The short stories Barn Burning by William Faulkner, and The Man Who Was Almost a Man by Richard Wright, both focus on the lives of two young men from two very different time periods. In Barn Burning, Abner Snopes is the main character, and he is a sharecropper living in the south in the early 1900's. Abner is a proud man who chooses to stand up for his rights, even when it means burning down a barn to make a statement against his employer. In The Man Who Was Almost a Man, the protagonist is Dave Saunders, a young African-American teenager living in the mid-twentieth century. Dave feels the need to prove his manhood and sets out to purchase a gun with his meager wages from working at the local store.
Although the stories have different settings and characters, they both explore the theme of masculinity and what it means to be a man. Abner Snopes is a man of action; he stands up for his beliefs and makes sure that his family is taken care of before himself. Dave Saunders, on the other hand, is still trying to figure out what it means to be a man. He is caught between wanting to be accepted by his peers and wanting to do the right thing. Both characters struggle to define their identity within their respective societies, but take different paths in their search for approval and respect.
In addition, both stories also explore ideas of poverty and power.

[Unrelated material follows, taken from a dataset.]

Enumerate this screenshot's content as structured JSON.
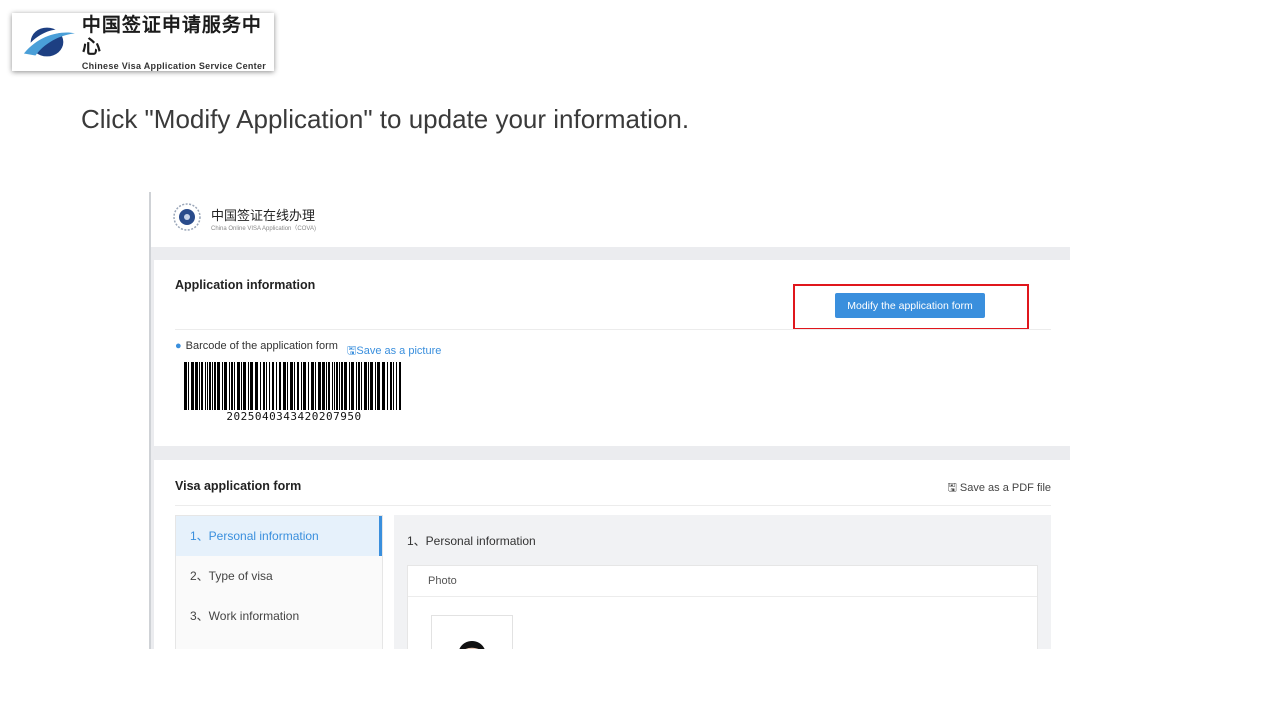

Abner struggles against the landowners who try to take advantage of him and his family, while Dave is stuck in an oppressive situation of poverty which limits his choices and keeps him from achieving his dreams. Both characters are desperate for freedom and respect, but are held back by their circumstances.
Overall, William Faulkners Barn Burning and Richard Wrights The Man Who Was Almost a Man present two very different stories about two young men searching for identity and meaning in their lives. While both stories explore themes of masculinity, poverty, and power, they also represent two very distinct views on how these issues can be addressed.